Saint Petersburg has also been a longstanding location where there’s been a lot of civil society activity. I’d also note in particular that we wanted to include representatives of the LGBT community in Russia. Given our serious concerns with some of the recent laws that have been passed and restrictions on activity for gays and lesbians within Russia, we felt it was important to ensure that we were including their voices in a discussion with the President.
Q Putin said that Kerry was lying when he characterized the Syrian opposition as increasingly moderate. Does the White House have any response? And then, secondly, will the President be offering any assurances to countries expressing concern about the nature of the opposition in Syria?

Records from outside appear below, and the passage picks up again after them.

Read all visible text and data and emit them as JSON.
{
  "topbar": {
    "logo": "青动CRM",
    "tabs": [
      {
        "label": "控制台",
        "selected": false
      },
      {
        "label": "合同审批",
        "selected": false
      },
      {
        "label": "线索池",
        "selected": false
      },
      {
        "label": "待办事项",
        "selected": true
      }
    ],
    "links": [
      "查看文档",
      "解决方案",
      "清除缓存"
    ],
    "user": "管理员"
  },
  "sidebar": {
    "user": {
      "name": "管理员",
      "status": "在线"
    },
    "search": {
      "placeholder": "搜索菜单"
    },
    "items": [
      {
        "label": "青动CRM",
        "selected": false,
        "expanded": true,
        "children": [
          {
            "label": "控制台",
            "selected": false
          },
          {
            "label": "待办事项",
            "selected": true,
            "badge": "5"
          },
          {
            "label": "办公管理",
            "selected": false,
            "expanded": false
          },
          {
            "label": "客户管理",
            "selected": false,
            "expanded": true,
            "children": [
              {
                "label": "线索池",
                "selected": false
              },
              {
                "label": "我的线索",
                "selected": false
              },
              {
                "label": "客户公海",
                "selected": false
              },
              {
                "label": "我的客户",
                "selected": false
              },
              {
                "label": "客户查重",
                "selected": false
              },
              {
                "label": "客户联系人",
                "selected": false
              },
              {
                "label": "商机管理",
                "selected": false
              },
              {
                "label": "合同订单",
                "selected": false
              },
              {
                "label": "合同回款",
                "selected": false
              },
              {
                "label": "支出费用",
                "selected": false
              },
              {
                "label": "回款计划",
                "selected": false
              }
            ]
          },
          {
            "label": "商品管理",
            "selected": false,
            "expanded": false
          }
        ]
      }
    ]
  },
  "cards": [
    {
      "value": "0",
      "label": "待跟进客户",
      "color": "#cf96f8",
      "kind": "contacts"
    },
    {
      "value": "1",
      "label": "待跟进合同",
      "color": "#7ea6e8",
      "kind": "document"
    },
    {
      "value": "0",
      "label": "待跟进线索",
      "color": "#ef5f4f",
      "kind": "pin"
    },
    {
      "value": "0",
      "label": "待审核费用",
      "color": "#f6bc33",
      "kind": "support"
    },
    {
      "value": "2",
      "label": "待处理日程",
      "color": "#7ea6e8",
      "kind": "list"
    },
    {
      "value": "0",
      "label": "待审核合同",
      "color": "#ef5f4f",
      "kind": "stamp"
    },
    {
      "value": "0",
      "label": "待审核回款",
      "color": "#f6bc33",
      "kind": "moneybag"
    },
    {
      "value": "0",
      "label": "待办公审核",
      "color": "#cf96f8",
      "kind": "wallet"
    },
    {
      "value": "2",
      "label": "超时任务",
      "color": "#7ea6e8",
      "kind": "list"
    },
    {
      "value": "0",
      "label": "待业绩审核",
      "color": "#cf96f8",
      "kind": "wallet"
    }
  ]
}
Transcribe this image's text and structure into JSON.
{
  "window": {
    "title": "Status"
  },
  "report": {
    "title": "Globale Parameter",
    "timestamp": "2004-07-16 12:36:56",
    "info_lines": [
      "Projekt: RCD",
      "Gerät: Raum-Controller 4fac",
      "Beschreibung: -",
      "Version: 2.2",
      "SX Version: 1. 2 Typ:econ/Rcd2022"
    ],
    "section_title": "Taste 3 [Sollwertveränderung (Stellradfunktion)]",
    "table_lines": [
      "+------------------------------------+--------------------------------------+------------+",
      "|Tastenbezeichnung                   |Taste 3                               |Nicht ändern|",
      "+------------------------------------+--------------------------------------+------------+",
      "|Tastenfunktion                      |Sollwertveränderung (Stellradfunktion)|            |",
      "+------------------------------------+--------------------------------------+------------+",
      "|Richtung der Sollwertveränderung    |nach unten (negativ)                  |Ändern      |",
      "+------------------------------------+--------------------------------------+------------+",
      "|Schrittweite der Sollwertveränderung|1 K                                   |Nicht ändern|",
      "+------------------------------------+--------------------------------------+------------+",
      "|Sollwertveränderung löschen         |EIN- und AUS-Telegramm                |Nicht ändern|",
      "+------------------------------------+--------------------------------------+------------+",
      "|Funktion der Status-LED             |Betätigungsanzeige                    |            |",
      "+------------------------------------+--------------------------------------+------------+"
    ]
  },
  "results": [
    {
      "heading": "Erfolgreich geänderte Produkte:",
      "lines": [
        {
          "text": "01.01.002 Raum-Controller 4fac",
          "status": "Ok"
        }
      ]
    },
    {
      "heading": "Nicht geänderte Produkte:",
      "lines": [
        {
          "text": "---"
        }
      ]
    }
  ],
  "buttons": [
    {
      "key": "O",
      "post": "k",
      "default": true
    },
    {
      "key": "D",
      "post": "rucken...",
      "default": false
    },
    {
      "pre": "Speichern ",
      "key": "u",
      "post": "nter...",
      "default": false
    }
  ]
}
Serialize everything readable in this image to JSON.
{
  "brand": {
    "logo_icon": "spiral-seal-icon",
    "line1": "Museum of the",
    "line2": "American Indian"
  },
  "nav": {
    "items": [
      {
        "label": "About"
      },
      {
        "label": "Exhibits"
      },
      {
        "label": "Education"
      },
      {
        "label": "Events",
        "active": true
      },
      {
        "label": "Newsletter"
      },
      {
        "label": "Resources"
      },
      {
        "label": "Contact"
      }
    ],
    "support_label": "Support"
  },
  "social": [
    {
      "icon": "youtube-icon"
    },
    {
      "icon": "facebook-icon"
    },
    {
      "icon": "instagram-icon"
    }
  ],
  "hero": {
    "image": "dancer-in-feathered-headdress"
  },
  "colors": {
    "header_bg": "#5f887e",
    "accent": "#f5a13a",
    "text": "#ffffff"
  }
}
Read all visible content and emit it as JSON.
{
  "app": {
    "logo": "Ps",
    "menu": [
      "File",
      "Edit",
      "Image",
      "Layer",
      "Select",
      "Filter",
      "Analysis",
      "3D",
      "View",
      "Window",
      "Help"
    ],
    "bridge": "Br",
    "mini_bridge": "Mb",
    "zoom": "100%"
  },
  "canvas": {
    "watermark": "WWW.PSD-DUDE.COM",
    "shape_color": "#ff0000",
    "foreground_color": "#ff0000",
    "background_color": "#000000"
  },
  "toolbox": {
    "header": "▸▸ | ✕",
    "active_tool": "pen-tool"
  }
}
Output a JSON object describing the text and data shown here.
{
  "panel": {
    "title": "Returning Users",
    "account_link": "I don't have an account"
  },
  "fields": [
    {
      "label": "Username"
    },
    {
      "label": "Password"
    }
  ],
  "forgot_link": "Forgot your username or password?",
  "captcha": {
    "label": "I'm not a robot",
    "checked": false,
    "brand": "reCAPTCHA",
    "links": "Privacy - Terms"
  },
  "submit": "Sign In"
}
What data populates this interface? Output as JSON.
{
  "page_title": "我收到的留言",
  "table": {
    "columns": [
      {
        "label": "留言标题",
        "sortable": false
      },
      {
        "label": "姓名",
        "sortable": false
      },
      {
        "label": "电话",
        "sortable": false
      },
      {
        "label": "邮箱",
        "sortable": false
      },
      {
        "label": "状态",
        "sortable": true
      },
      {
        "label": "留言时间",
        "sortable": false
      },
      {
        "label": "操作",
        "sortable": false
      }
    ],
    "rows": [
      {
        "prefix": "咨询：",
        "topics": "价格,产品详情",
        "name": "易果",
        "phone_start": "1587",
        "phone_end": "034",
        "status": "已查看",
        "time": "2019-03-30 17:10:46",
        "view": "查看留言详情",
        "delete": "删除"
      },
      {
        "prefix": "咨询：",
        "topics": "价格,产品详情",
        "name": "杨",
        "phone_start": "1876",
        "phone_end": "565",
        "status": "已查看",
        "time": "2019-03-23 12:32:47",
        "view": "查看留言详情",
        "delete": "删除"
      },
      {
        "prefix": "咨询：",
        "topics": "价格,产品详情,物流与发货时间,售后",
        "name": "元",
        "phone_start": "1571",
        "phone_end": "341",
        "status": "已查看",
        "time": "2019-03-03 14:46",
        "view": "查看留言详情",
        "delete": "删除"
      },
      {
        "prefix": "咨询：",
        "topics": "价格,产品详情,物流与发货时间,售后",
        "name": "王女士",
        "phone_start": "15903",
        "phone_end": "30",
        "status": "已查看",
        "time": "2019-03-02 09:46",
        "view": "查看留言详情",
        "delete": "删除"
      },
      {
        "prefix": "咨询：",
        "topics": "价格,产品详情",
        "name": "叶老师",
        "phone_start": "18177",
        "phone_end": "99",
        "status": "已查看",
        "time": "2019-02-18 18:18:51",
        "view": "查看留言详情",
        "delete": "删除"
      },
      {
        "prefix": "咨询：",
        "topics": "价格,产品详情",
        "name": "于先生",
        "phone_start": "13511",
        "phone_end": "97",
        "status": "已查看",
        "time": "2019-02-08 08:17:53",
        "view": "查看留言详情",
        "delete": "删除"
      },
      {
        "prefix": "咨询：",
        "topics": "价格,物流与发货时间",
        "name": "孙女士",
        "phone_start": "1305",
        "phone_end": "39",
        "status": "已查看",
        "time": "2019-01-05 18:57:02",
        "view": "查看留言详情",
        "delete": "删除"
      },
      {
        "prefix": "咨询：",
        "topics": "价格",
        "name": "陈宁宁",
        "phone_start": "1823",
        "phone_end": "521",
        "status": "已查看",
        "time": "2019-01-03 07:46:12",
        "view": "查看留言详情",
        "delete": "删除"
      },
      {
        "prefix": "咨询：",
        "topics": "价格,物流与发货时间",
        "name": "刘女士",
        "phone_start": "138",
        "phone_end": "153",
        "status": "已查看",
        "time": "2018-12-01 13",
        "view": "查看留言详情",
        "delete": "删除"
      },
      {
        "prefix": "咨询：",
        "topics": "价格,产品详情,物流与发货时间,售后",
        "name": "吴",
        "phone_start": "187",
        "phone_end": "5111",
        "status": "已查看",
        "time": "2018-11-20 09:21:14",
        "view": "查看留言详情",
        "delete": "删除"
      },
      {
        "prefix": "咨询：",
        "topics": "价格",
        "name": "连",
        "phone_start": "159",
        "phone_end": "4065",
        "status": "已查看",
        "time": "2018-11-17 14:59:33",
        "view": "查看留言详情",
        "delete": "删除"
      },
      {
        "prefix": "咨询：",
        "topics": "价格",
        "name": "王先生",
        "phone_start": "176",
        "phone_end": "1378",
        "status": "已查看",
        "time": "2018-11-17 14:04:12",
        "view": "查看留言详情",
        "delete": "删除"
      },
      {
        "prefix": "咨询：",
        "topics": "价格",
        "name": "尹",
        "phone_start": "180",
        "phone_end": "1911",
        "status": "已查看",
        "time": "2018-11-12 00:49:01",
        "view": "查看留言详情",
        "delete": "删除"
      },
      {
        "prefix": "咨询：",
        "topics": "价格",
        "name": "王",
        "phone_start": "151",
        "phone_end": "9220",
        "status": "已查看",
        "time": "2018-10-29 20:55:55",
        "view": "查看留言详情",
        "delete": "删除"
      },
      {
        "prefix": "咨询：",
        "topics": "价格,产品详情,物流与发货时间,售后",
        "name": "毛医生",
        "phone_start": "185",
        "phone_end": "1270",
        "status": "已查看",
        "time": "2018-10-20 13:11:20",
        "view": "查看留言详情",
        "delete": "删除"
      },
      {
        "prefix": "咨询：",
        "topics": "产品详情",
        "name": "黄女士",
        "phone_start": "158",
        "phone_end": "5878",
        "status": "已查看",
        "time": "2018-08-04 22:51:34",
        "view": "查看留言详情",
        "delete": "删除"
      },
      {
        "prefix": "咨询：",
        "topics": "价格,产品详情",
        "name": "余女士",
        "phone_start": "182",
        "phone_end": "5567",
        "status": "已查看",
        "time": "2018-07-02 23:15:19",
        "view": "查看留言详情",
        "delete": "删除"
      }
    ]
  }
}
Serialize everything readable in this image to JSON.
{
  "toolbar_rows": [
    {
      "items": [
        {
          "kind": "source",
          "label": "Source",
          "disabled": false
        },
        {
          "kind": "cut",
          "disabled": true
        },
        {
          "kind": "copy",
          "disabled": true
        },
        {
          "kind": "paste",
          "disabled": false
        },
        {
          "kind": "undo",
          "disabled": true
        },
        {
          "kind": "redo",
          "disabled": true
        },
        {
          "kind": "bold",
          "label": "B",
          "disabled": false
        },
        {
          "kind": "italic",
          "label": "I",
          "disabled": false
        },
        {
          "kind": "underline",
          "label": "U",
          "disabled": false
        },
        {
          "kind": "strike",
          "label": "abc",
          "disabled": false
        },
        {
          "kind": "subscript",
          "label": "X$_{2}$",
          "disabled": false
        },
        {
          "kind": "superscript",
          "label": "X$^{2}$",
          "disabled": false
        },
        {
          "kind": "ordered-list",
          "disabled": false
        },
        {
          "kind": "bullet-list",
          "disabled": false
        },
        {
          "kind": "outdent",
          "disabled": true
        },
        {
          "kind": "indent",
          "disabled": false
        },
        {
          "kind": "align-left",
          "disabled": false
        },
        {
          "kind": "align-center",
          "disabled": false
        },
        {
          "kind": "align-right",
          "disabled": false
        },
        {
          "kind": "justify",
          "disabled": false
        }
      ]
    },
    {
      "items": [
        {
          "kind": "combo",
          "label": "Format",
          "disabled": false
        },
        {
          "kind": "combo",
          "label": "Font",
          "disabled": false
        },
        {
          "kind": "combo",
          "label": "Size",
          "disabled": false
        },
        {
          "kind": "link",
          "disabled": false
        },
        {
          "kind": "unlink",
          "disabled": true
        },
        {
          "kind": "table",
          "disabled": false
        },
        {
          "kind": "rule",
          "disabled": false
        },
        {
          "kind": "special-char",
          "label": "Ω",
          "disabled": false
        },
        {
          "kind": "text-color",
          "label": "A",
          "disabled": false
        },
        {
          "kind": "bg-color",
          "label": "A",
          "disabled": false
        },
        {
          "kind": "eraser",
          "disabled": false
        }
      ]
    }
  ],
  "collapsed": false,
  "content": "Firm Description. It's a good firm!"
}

MR. RHODES: Well, we’ve been very forthcoming about our assessment of the opposition. We believe that the broad majority of those Syrians who oppose Bashar al-Assad want a better future, want their rights respected, want a government that is responsive to their aspirations. The opposition that we work with, that we provide assistance to both in terms of the political support, economic support, and military support we believe are more moderate elements who will work for that type of future in Syria, and we have carefully designed our assistance programs to ensure that it’s focused on strengthening a moderate opposition.
We’ve also been very clear that there are extremist elements in the opposition. In fact, we’ve designated al-Nusra as a terrorist entity within the Syrian opposition. So we’ve always been very clear that there is a segment of the opposition that are extremists, but that there’s a broader majority who are moderate.
And frankly, the more we’re engaged and the more we’re able to provide assistance and work with other countries who are providing assistance, the more we’re able to reinforce the more moderate elements of the opposition. So our policy is aimed at isolating those more extremist elements and empowering those more moderate elements.
And I think Secretary Kerry had it exactly right when he characterized the extremist elements of the opposition as a minority and, frankly, identified a broader majority of Syrians who simply want a better and more peaceful future.
Q Any response to Putin’s characterization of Kerry as a liar?
MR. RHODES: Well, we certainly would side with Secretary Kerry in that back-and-forth. We think Secretary Kerry was certainly telling the truth. And he reflects longstanding U.S. policy in terms of saying there’s an element of the opposition that we believe is extremist and we’re not going to work with in al-Nusra, but there’s a broader majority that we believe we can empower in terms of strengthening a more moderate force.
We’ve also said, by the way, to President Putin for some time now that the fact that he has concerns about the opposition is all the more reason to invest in a political process that can bring the conflict to a conclusion, but that in that process, there’s no way to envision Bashar al-Assad staying in power. A leader who gassed to death well over a thousand citizens and killed many, many more is simply not going to be able to regain legitimacy.
So those who were concerned about ongoing violence leading to extremists taking root in Syria should invest efforts in finding that type of political solution.
Q Thanks, Ben.
MR. RHODES: Thanks.
MR. CARNEY: Thank you all very much.
12:10 P.M. CEST